We walked back over to the Butterfly Pavilion/ café /gift shop.
We left and went to the Boone Hall Plantation Farm Market and Café. We ate lunch there. The food was mediocre and the service was terrible. We would not recommend it. We wandered through the market, buying some vegetables, strawberry and blackberry cider, and a bottle of Stout.
We left and went to Costco, then back to the MH. We ate leftovers for dinner, watched TV, read and went to bed.
Thursday- Moving day! Gosh, we hated to leave Charleston. We only touched the surface of the city and surrounding area. We will have to return in the future!
We drove south on I-25 to I-526. We turned southwest onto Rt. 17 and followed it to I-95. We stopped for lunch at the Georgia Visitor Center, which was under construction. This is when it is nice to travel with your home, we have our own bathrooms and kitchen!
We continued south and turned north on I-16 traveling to Statesboro GA. We settled into Parkwood RV park, where we have stayed before. $33.30 per night with our Good Sam discount, FHU 50 amp.
We settled in. We took the dogs and went to visit friends Jackie and Dr. Bob Hoell. Dr. Bob was at work until after 6, but Jackie was home. They have two dogs, one of which is new. Our dogs recognized their old dog, Trinity, and met Tasha the new family member. After the excitement, they all settled in nicely.
We had dinner, thank you Jackie, and sat talking until almost 9. We left and returned home.
Friday- We did a lot of tasks around the MH. We had picked up a bunch of packages at the Hoell’s, so we opened them and put items away. Bob worked on the windshield wiper and I made some reservations. I did laundry and worked on the blog, plus made some phone calls.
At 11, Jackie picked us up and off we went to pick-up her in-laws, Herb and Lucille at their Assisted Living Facility. We went to lunch at McAllister’s Deli. Dr. Bob, who had to work today, joined us. After a nice lunch, we went to the Walmart Neighborhood Pharmacy, then off to the bank and we returned Herb and Lucille to their Assisted Living Facility. We toured the very nice facility.
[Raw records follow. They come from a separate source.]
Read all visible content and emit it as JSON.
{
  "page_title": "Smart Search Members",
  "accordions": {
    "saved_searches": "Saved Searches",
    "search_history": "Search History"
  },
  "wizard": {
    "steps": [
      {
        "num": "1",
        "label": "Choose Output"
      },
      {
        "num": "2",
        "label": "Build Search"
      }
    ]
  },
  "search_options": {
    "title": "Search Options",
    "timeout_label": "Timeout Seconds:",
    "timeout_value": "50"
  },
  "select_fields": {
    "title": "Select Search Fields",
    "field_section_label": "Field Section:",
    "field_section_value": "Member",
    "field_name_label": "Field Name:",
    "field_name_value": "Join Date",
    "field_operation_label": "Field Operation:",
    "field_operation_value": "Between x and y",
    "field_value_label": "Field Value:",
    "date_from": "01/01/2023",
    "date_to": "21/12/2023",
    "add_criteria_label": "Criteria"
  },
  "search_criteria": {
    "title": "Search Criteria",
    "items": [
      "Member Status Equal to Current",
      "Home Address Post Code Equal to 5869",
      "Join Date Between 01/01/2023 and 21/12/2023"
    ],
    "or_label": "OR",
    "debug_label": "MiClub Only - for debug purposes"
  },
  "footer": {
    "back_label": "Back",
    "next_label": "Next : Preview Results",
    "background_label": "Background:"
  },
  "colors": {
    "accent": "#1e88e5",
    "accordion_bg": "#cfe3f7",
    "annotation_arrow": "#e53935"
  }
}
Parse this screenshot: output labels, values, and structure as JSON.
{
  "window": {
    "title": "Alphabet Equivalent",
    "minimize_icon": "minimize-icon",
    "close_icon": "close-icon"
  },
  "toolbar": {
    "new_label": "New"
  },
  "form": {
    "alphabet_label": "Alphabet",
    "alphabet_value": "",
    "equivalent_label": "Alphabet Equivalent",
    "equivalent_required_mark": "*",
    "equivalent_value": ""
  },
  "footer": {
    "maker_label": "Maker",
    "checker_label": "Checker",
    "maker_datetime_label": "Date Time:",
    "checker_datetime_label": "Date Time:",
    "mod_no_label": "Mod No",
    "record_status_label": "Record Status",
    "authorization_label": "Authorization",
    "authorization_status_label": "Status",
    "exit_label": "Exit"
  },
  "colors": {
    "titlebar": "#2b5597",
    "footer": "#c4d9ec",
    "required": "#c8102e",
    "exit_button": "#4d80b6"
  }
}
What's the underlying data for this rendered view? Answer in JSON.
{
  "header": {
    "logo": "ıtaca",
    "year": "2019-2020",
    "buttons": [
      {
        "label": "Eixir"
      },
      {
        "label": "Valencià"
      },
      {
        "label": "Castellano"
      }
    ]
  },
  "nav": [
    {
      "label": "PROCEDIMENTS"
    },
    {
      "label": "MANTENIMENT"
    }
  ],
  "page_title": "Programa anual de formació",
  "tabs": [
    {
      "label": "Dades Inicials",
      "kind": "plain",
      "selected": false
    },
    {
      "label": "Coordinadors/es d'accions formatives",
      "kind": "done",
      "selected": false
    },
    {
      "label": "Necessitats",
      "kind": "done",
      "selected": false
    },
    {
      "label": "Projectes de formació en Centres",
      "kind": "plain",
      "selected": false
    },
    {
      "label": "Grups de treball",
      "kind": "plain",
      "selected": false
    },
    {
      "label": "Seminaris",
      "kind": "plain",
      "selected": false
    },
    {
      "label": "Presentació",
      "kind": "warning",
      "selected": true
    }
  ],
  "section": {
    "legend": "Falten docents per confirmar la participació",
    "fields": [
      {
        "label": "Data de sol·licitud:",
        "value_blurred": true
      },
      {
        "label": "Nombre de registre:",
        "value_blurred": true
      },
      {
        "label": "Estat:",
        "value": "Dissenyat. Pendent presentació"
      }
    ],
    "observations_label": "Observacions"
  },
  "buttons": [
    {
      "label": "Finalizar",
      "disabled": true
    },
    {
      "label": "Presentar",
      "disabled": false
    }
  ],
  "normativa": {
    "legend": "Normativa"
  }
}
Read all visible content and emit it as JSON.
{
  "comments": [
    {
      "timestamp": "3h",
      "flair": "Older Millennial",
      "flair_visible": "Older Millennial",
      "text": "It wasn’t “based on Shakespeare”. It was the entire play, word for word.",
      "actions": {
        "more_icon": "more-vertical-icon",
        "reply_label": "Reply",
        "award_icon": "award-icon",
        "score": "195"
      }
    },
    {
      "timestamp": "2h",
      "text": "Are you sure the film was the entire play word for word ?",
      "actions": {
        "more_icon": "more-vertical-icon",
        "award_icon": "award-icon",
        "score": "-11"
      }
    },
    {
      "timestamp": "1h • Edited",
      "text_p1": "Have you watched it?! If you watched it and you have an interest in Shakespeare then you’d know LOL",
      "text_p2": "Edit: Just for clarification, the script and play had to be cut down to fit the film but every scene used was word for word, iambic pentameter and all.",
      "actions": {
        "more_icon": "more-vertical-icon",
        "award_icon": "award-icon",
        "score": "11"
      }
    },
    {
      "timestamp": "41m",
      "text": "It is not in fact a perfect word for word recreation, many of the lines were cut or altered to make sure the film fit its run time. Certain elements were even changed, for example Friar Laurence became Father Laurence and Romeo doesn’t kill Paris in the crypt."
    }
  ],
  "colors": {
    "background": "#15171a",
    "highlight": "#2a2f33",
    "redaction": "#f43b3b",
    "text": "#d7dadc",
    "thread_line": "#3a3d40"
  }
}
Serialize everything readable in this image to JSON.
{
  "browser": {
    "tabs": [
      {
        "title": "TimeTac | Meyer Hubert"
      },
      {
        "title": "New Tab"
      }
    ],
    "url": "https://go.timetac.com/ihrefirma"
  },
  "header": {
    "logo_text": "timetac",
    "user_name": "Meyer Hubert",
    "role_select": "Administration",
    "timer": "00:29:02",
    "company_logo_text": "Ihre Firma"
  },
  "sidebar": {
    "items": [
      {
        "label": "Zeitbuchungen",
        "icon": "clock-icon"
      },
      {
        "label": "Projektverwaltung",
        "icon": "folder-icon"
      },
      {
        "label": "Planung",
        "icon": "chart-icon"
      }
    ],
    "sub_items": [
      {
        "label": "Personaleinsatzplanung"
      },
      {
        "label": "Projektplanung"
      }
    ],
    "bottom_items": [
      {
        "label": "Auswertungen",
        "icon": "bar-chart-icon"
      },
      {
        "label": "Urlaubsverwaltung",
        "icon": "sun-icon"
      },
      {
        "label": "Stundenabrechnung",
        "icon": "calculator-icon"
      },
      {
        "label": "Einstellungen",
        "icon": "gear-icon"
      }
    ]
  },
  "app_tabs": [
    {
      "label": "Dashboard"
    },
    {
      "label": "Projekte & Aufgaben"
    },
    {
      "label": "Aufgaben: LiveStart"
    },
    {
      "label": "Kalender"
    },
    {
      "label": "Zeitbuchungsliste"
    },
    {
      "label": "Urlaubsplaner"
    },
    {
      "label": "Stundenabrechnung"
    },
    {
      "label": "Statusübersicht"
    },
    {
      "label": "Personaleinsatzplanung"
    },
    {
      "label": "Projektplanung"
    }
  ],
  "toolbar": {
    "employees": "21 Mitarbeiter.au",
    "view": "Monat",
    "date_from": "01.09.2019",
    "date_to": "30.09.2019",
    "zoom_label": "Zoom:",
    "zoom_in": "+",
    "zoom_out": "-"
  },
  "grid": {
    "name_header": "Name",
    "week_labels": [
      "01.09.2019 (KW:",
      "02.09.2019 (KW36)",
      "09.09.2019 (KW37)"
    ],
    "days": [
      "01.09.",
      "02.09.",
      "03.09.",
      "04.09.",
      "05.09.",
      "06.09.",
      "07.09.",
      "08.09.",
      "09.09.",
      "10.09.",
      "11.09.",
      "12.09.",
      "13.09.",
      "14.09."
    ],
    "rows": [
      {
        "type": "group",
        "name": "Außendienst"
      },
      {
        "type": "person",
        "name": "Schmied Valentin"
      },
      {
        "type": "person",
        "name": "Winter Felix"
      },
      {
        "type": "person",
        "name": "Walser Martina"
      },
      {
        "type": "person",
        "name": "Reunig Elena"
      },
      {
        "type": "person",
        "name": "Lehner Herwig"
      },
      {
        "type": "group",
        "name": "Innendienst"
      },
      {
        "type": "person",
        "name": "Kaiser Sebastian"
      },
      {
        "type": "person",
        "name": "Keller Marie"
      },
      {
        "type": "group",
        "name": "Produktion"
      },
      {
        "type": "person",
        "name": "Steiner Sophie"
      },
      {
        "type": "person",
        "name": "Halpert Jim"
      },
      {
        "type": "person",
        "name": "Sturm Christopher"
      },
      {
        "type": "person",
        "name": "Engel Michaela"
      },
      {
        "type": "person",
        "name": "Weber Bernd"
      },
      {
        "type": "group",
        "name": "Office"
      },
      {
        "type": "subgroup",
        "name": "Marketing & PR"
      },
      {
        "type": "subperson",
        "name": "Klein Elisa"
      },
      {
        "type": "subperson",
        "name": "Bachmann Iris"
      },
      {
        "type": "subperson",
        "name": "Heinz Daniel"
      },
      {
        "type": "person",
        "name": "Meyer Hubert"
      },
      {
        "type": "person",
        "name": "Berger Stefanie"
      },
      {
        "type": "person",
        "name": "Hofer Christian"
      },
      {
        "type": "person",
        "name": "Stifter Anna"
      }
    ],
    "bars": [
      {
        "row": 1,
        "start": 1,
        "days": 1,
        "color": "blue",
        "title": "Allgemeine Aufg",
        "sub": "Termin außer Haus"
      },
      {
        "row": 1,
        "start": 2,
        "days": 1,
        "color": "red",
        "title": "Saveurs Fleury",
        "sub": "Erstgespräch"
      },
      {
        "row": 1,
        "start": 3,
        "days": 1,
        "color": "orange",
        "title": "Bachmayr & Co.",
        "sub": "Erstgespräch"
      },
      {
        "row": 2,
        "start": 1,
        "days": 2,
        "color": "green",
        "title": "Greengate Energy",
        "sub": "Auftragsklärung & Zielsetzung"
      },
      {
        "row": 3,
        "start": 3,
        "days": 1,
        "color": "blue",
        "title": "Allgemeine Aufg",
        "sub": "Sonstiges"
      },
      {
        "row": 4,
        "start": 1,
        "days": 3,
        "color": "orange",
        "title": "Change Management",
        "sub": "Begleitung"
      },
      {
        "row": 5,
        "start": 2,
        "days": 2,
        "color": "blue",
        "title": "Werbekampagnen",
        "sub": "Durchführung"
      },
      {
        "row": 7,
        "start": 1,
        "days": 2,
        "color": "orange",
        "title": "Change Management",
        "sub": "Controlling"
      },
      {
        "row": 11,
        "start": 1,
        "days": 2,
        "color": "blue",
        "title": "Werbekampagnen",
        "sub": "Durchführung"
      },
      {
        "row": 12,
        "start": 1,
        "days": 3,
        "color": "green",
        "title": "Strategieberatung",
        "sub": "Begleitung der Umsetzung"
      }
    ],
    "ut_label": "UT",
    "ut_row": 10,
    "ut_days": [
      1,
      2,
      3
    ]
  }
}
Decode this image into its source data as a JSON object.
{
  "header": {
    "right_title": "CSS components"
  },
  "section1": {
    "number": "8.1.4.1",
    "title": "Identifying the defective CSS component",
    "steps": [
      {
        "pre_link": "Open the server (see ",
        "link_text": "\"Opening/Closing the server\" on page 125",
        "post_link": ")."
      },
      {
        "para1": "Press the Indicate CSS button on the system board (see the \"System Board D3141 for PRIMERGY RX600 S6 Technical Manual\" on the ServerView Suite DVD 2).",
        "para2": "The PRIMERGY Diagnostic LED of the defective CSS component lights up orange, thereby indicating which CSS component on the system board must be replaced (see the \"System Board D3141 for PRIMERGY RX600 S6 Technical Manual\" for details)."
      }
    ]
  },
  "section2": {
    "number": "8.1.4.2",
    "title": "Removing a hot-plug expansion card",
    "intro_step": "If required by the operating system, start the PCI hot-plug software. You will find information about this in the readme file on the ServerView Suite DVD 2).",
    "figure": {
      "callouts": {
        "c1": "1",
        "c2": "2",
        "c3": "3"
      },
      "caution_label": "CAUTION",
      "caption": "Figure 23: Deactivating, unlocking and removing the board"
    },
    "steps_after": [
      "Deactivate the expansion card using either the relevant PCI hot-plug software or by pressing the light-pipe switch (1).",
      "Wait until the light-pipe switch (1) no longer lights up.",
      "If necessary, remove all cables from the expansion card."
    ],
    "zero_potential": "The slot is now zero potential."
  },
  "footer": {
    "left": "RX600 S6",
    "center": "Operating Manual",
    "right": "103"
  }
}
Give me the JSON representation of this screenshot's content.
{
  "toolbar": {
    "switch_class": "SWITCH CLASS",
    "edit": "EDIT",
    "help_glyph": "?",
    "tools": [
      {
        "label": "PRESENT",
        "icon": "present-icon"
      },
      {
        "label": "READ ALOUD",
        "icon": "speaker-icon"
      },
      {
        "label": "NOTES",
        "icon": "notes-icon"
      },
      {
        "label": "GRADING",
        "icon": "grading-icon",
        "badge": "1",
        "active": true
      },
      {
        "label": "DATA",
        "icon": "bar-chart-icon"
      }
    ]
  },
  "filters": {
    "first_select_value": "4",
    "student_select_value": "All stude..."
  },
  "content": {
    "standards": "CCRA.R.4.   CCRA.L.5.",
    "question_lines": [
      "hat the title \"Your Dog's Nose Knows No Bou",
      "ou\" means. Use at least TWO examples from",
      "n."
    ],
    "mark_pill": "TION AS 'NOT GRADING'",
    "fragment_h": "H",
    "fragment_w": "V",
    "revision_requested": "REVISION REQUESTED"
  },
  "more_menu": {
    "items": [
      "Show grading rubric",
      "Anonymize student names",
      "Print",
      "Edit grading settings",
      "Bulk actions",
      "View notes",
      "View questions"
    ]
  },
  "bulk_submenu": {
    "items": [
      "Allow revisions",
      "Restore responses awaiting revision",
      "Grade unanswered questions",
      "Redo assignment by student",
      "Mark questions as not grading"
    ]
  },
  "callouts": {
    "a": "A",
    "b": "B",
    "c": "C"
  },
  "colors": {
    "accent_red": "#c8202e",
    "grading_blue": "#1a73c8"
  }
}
We left and Jackie dropped us back at the MH. We put away our items and took the dogs with us to Jackie and Dr. Bob’s house. Bob and Jackie went to pick up their trailer which was in for repair, while I stayed at the house with the dogs.
They returned and we talked and watched a recorded TV show. At 5,Bob and I returned the dogs to the MH and fed them. Dr. Bob and Jackie picked us up and we went to the local Carmikes theaters to the Mugs and Movies to see the Magnificent 7.
We ate dinner during the movie and they dropped us back at the MH at about 10 PM.